In his 92nd year, Pat Magill seems as sprightly as ever on his near daily walk on the 3km track around the Ahuriri Estuary in Napier, and living for the future.
Not that he expects to be around for a great deal of it — he tends to adjoin details of upcoming pursuits, such as walks up and down the country, with the people and in support of their causes, with such phraseology as "it'll probably be my last" but adding: "We've got to keep going. You can't give up. "
"You're looking well, Pat."
"We've got to, don't we. We've got to soldier on."
The relevant parts appear to be in good working order, and the evergreen social justice campaigner carries on to fight another day.
Some may say it's been an enigmatic path, from the days when he was president of the Hawke's Bay Rugby Football Union at the time of the Magpies' near-record 1966-1969 Ranfurly Shield reign, having in younger days worked three years as a shepherd for Lou Harris on Mangatutu Station before returning to town to help his father in the drapery business which became big in carpet.
As he moved through roles with the YMCA, and projects aimed at addressing the needs of youth, at a city venue known as the Downtown Y, social needs and justice reform, through an often misunderstood vehicle known as the Napier Pilot City Trust, some of the mission didn't fit so well with some long-time friends and associates.
He recalls, bending to pick up another piece of litter and placing it in a bin beside the walkway, one introducing him one day as "Napier's biggest shit-stirrer".
Not so much big in physical stature.
He's short, and in his rugby playing days was a Napier High School Old Boys halfback who made played a game and a half for Hawke's Bay, the debut being against Wellington on the same day great All Black wing Ron Jarden made his debut in the opposition.
In any case, having walked into the caverns of some of the most deprived and struggling, he's been called worse, by those he sees as not prepared to take the same time to care.
Those who have walked with him on his voluntary crusade, might say "biggest" applies directly to the size of his heart. But shit-stirrer...? One has to define what the matter is in the first place, and then if it is actually that matter that is being agitated, he says.
He is used to long and drawn-out battles on behalf of the underdog, generally railing against forces of wealth and greed or anything which creates bereft or relatively hopeless positions for those at the other end of the social spectrum.

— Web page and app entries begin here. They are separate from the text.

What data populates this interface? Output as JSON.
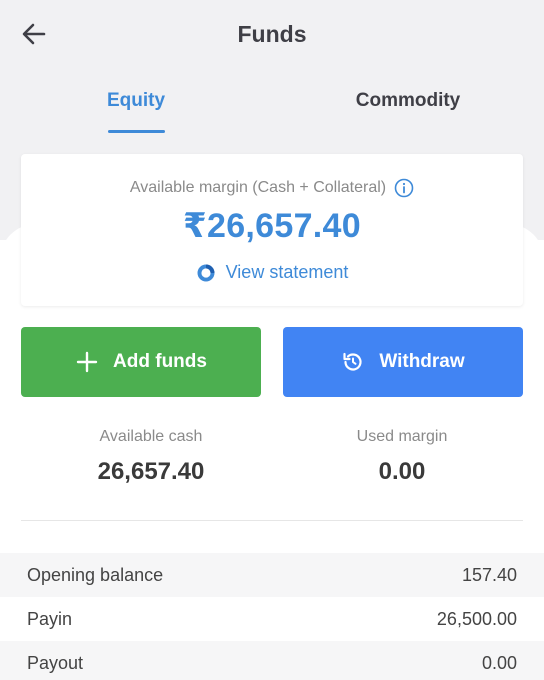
{
  "header": {
    "title": "Funds",
    "back_icon": "arrow-left-icon"
  },
  "tabs": [
    {
      "label": "Equity",
      "active": true
    },
    {
      "label": "Commodity",
      "active": false
    }
  ],
  "margin_card": {
    "label": "Available margin (Cash + Collateral)",
    "amount": "₹26,657.40",
    "view_statement": "View statement"
  },
  "actions": {
    "add_funds": "Add funds",
    "withdraw": "Withdraw"
  },
  "stats": {
    "available_cash_label": "Available cash",
    "available_cash_value": "26,657.40",
    "used_margin_label": "Used margin",
    "used_margin_value": "0.00"
  },
  "breakdown": [
    {
      "label": "Opening balance",
      "value": "157.40"
    },
    {
      "label": "Payin",
      "value": "26,500.00"
    },
    {
      "label": "Payout",
      "value": "0.00"
    }
  ],
  "colors": {
    "accent": "#3e8ad8",
    "add_button": "#4caf50",
    "withdraw_button": "#4184f3"
  }
}
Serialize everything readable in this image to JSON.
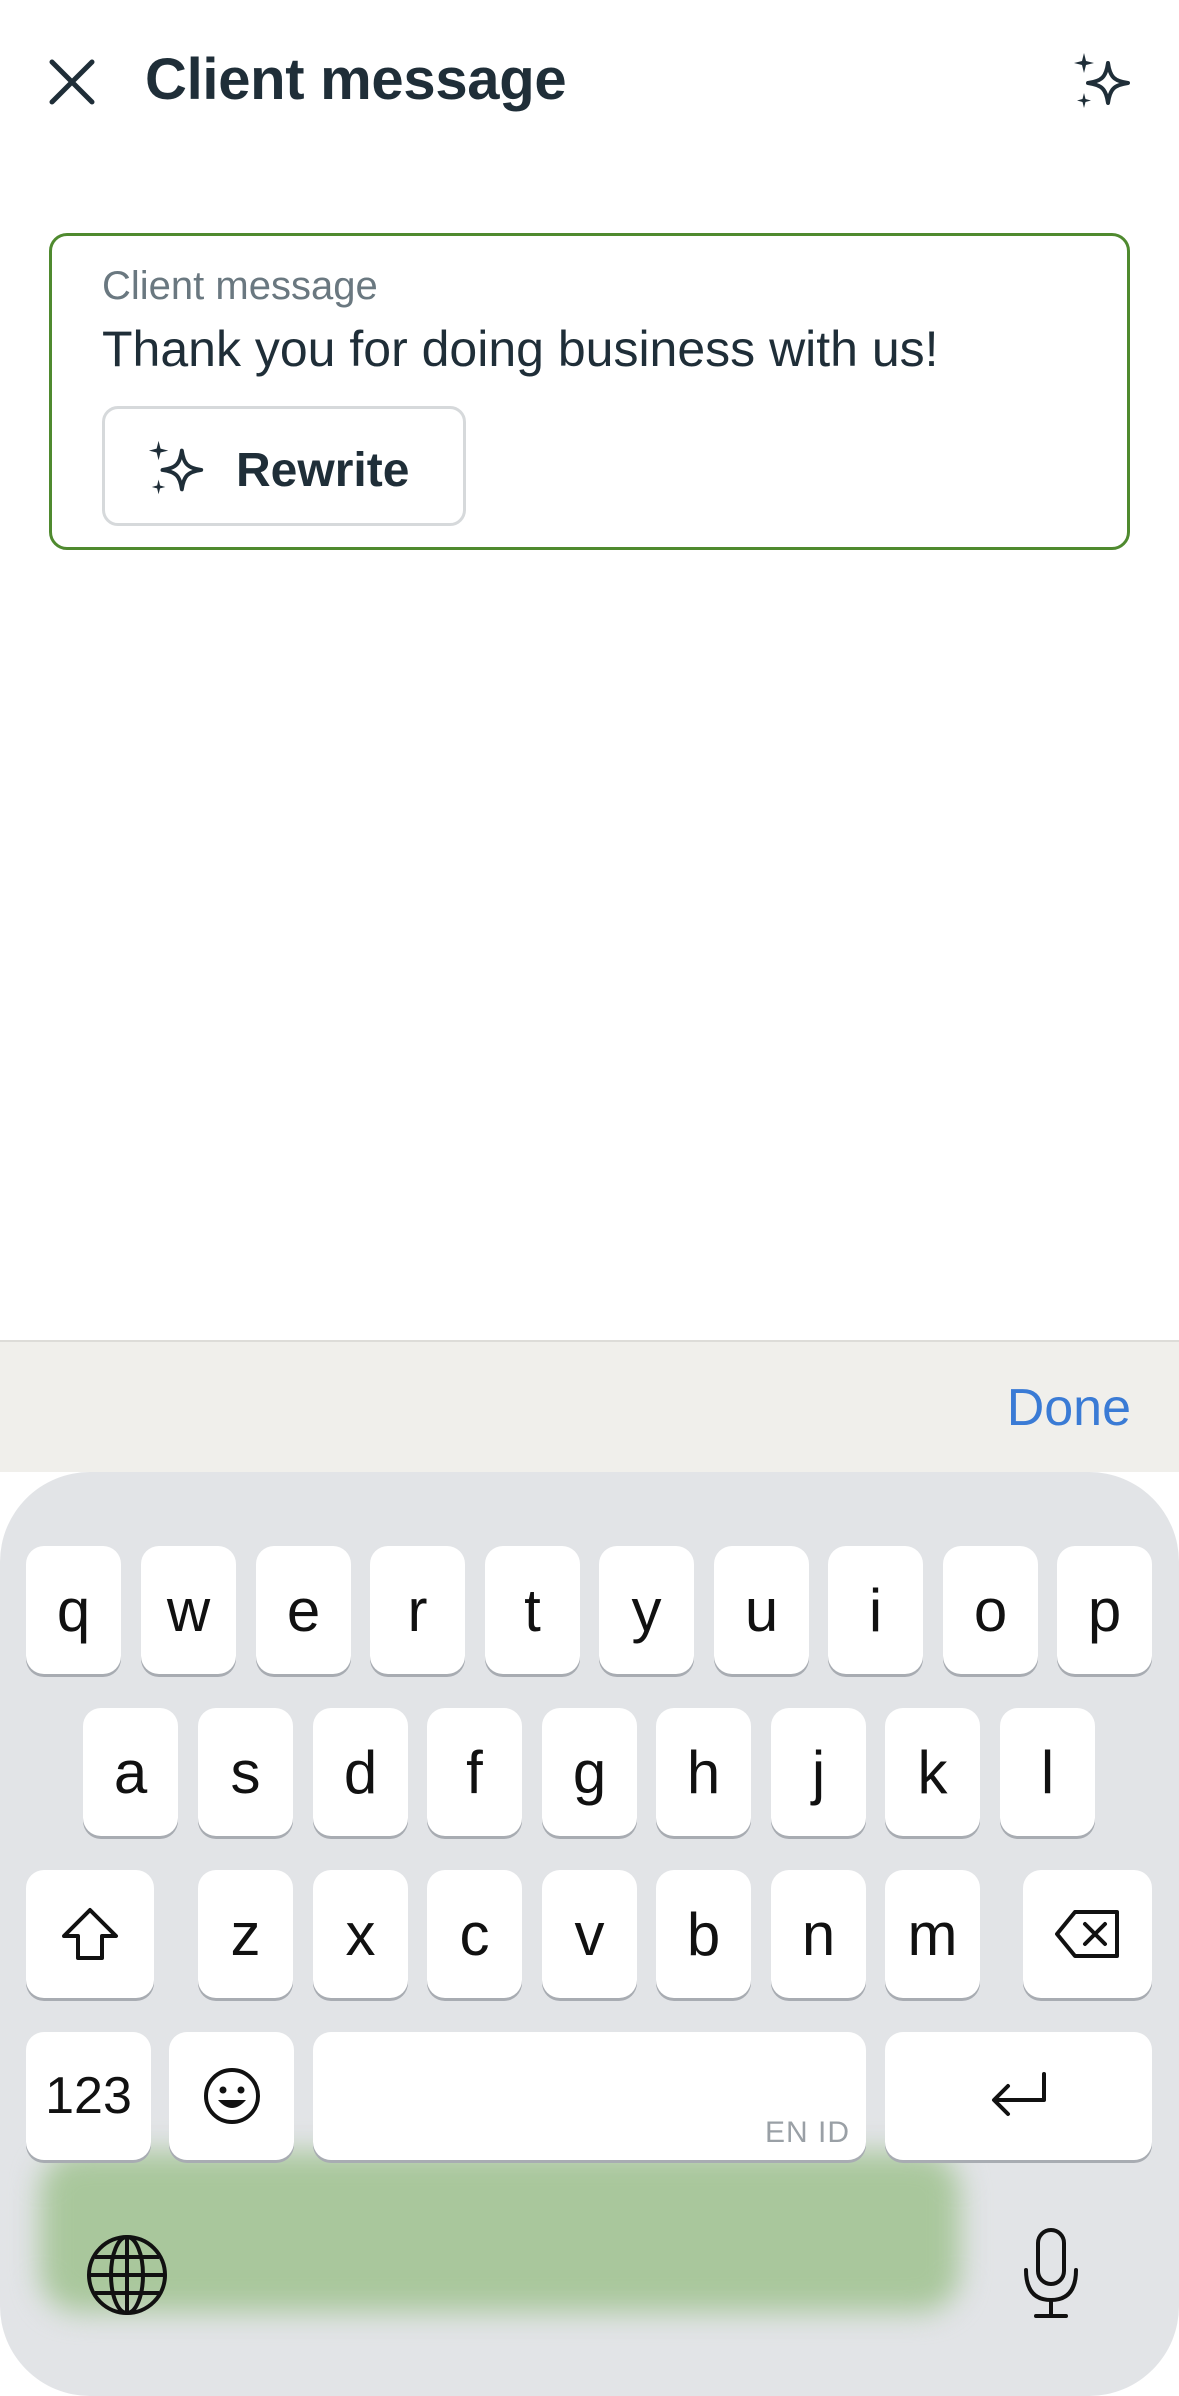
{
  "header": {
    "title": "Client message",
    "close_icon": "close-icon",
    "ai_icon": "sparkles-icon"
  },
  "field": {
    "label": "Client message",
    "value": "Thank you for doing business with us!",
    "rewrite_label": "Rewrite",
    "border_color": "#4f8a2f"
  },
  "toolbar": {
    "done_label": "Done",
    "done_color": "#3a7bd5"
  },
  "keyboard": {
    "row1": [
      "q",
      "w",
      "e",
      "r",
      "t",
      "y",
      "u",
      "i",
      "o",
      "p"
    ],
    "row2": [
      "a",
      "s",
      "d",
      "f",
      "g",
      "h",
      "j",
      "k",
      "l"
    ],
    "row3": [
      "z",
      "x",
      "c",
      "v",
      "b",
      "n",
      "m"
    ],
    "numbers_label": "123",
    "space_lang": "EN ID",
    "shift_icon": "shift-icon",
    "backspace_icon": "backspace-icon",
    "emoji_icon": "emoji-icon",
    "return_icon": "return-icon",
    "globe_icon": "globe-icon",
    "mic_icon": "microphone-icon"
  }
}
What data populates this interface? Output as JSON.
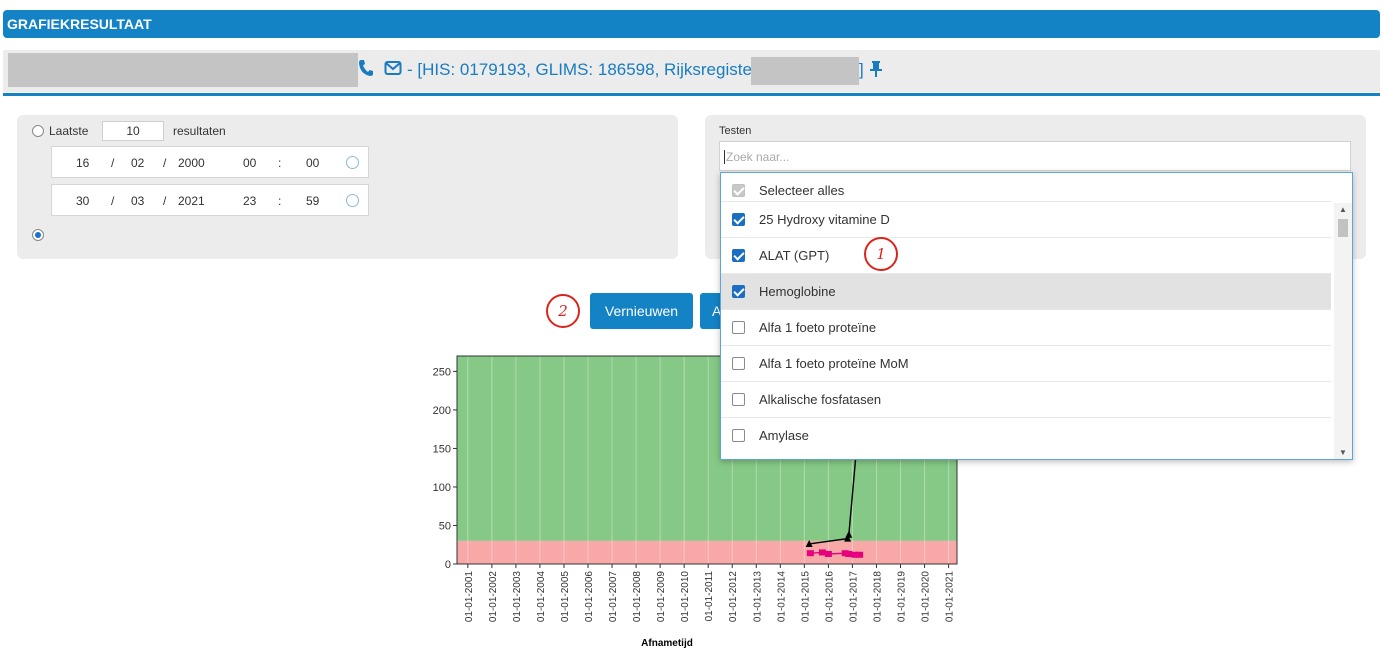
{
  "header": {
    "title": "GRAFIEKRESULTAAT"
  },
  "patient": {
    "info_text": "- [HIS: 0179193, GLIMS: 186598, Rijksregister",
    "closing_bracket": "]",
    "phone_icon": "phone-icon",
    "mail_icon": "envelope-icon",
    "pin_icon": "pin-icon"
  },
  "filters": {
    "last_label": "Laatste",
    "last_value": "10",
    "results_label": "resultaten",
    "from": {
      "day": "16",
      "month": "02",
      "year": "2000",
      "hour": "00",
      "minute": "00"
    },
    "to": {
      "day": "30",
      "month": "03",
      "year": "2021",
      "hour": "23",
      "minute": "59"
    },
    "sep_slash": "/",
    "sep_colon": ":"
  },
  "tests": {
    "label": "Testen",
    "search_placeholder": "Zoek naar...",
    "select_all": "Selecteer alles",
    "options": [
      {
        "label": "25 Hydroxy vitamine D",
        "checked": true
      },
      {
        "label": "ALAT (GPT)",
        "checked": true
      },
      {
        "label": "Hemoglobine",
        "checked": true,
        "highlighted": true
      },
      {
        "label": "Alfa 1 foeto proteïne",
        "checked": false
      },
      {
        "label": "Alfa 1 foeto proteïne MoM",
        "checked": false
      },
      {
        "label": "Alkalische fosfatasen",
        "checked": false
      },
      {
        "label": "Amylase",
        "checked": false
      }
    ]
  },
  "actions": {
    "refresh": "Vernieuwen",
    "second_partial": "A"
  },
  "annotations": {
    "one": "1",
    "two": "2"
  },
  "colors": {
    "accent": "#1383c6",
    "normal_band": "#86c986",
    "low_band": "#f9a8a8",
    "series_pink": "#e6007e"
  },
  "chart_data": {
    "type": "line",
    "xlabel": "Afnametijd",
    "ylabel": "",
    "ylim": [
      0,
      270
    ],
    "yticks": [
      0,
      50,
      100,
      150,
      200,
      250
    ],
    "x_tick_labels": [
      "01-01-2001",
      "01-01-2002",
      "01-01-2003",
      "01-01-2004",
      "01-01-2005",
      "01-01-2006",
      "01-01-2007",
      "01-01-2008",
      "01-01-2009",
      "01-01-2010",
      "01-01-2011",
      "01-01-2012",
      "01-01-2013",
      "01-01-2014",
      "01-01-2015",
      "01-01-2016",
      "01-01-2017",
      "01-01-2018",
      "01-01-2019",
      "01-01-2020",
      "01-01-2021"
    ],
    "bands": [
      {
        "from": 30,
        "to": 270,
        "color": "#86c986"
      },
      {
        "from": 0,
        "to": 30,
        "color": "#f9a8a8"
      }
    ],
    "series": [
      {
        "color": "#000000",
        "marker": "triangle",
        "x": [
          2015.2,
          2016.8,
          2016.85,
          2017.2
        ],
        "y": [
          26,
          33,
          38,
          160
        ]
      },
      {
        "color": "#e6007e",
        "marker": "square",
        "x": [
          2015.25,
          2015.75,
          2016.0,
          2016.7,
          2016.85,
          2017.1,
          2017.3
        ],
        "y": [
          14,
          15,
          13,
          14,
          13,
          12,
          12
        ]
      }
    ]
  }
}
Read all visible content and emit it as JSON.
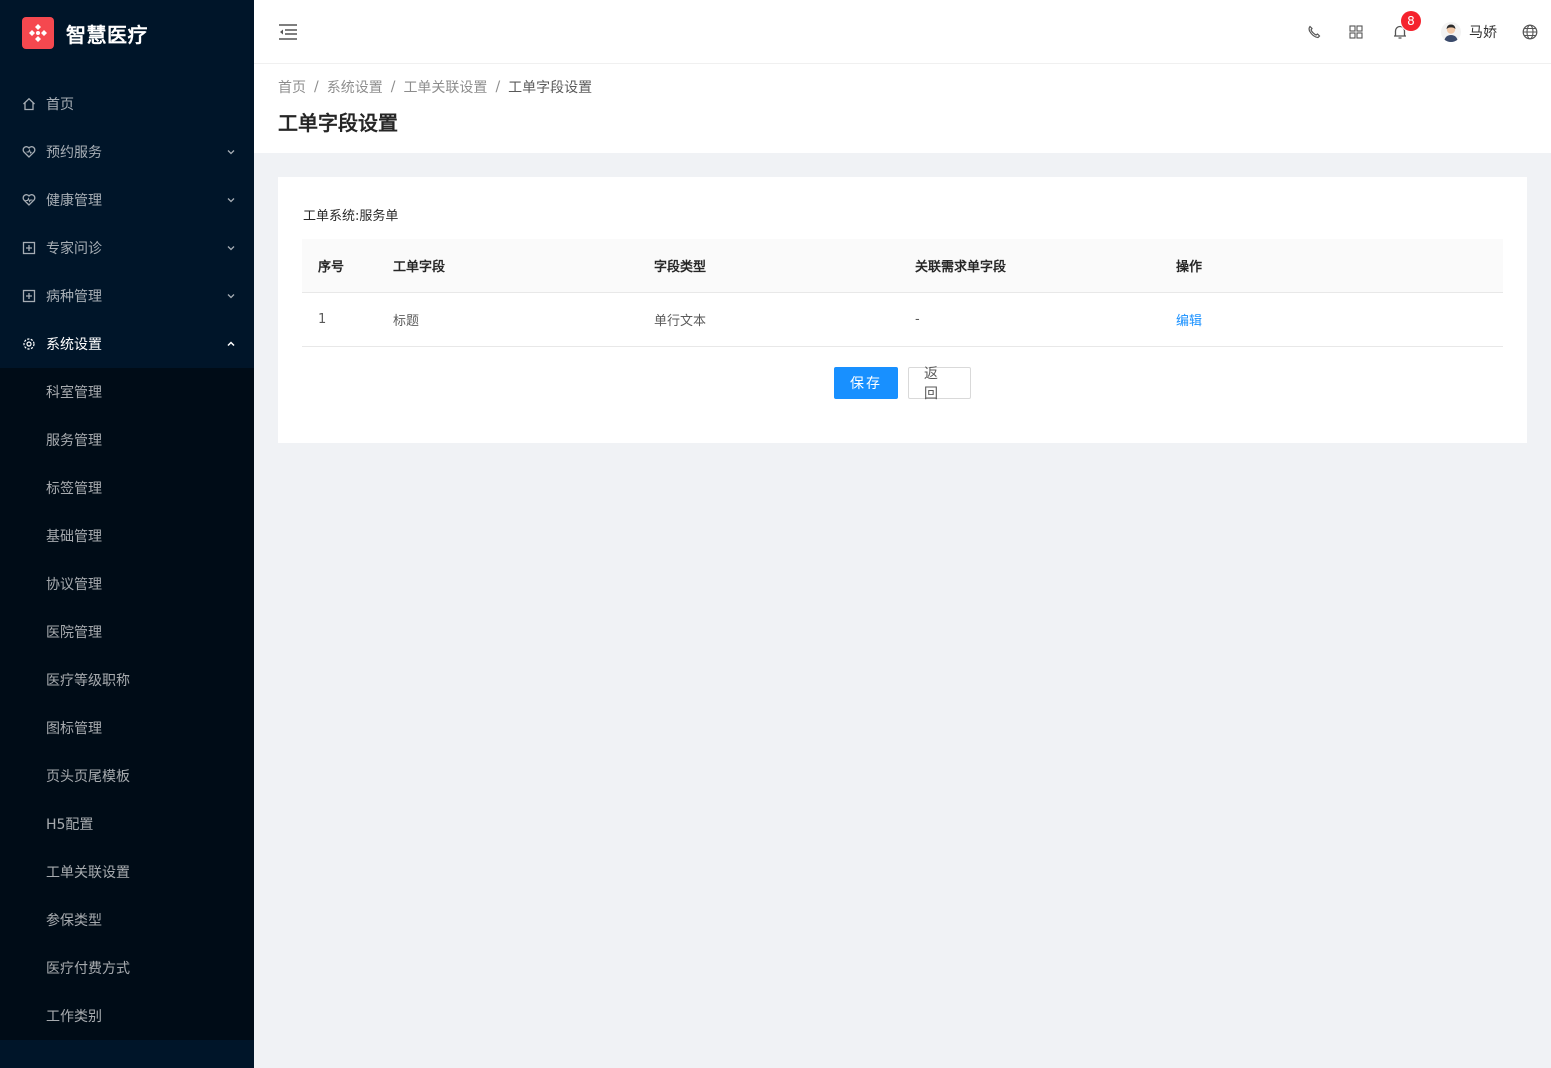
{
  "app": {
    "title": "智慧医疗"
  },
  "sidebar": {
    "items": [
      {
        "label": "首页",
        "icon": "home-icon",
        "has_children": false
      },
      {
        "label": "预约服务",
        "icon": "heart-service-icon",
        "has_children": true
      },
      {
        "label": "健康管理",
        "icon": "heart-pulse-icon",
        "has_children": true
      },
      {
        "label": "专家问诊",
        "icon": "plus-square-icon",
        "has_children": true
      },
      {
        "label": "病种管理",
        "icon": "plus-square-icon",
        "has_children": true
      },
      {
        "label": "系统设置",
        "icon": "gear-icon",
        "has_children": true,
        "expanded": true
      }
    ],
    "sub_items": [
      "科室管理",
      "服务管理",
      "标签管理",
      "基础管理",
      "协议管理",
      "医院管理",
      "医疗等级职称",
      "图标管理",
      "页头页尾模板",
      "H5配置",
      "工单关联设置",
      "参保类型",
      "医疗付费方式",
      "工作类别"
    ]
  },
  "header": {
    "notification_count": "8",
    "username": "马娇"
  },
  "breadcrumb": [
    "首页",
    "系统设置",
    "工单关联设置",
    "工单字段设置"
  ],
  "page_title": "工单字段设置",
  "system": {
    "label": "工单系统:",
    "value": "服务单"
  },
  "table": {
    "columns": [
      "序号",
      "工单字段",
      "字段类型",
      "关联需求单字段",
      "操作"
    ],
    "rows": [
      {
        "index": "1",
        "field": "标题",
        "type": "单行文本",
        "linked": "-",
        "action": "编辑"
      }
    ]
  },
  "buttons": {
    "save": "保存",
    "back": "返回"
  },
  "colors": {
    "sidebar_bg": "#001529",
    "submenu_bg": "#000c17",
    "primary": "#1890ff",
    "badge": "#f5222d",
    "logo": "#f5484f"
  }
}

The first, and on reflection the most successful, was an eight-year battle which scuttled 1956-1974 Napier mayor Peter Tait's dream of a marina for "his wealthy mates" in the estuary, in an area which would have been dredged west of Meeanee Quay.
He does highlight, as he would, it's a "team effort" and "you don't get anywhere if you do it on your own."
The most prolonged campaign rides the motto "Build communities, not prisons!" — and with the nationwide prisons muster now well over 10,000 he agrees it's not looking good, other than that he foresees a Labour Government will realise that for a great many of those being sent to jail there are cheaper, rehabilitative and more productive options.
"They shouldn't be there," he says, having travelled abroad to dozens of symposium and events. "When you get educated a bit you find out what really the truth is."
"In Scandinavia," he says, for example, "they would say: How did he slip through the cracks? " We say [well, not Pat Magill, personally], lock the bastard up and throw away the key."
At King's College in London, he heard New Zealand described as "a young punitive country that doesn't understand it's own history."
Immediately, he sees more future for the cradle approach, having, unsuccessfully, for two years tried to encourage the Napier City Council to get on board with UNICEF's Child Friendly City ideal.
It's based on his own undying determination that young mums need all the support they can possibly get, dads need employment and aspirations, and all children need the best of nurturing and opportunity. He's not just talking about money.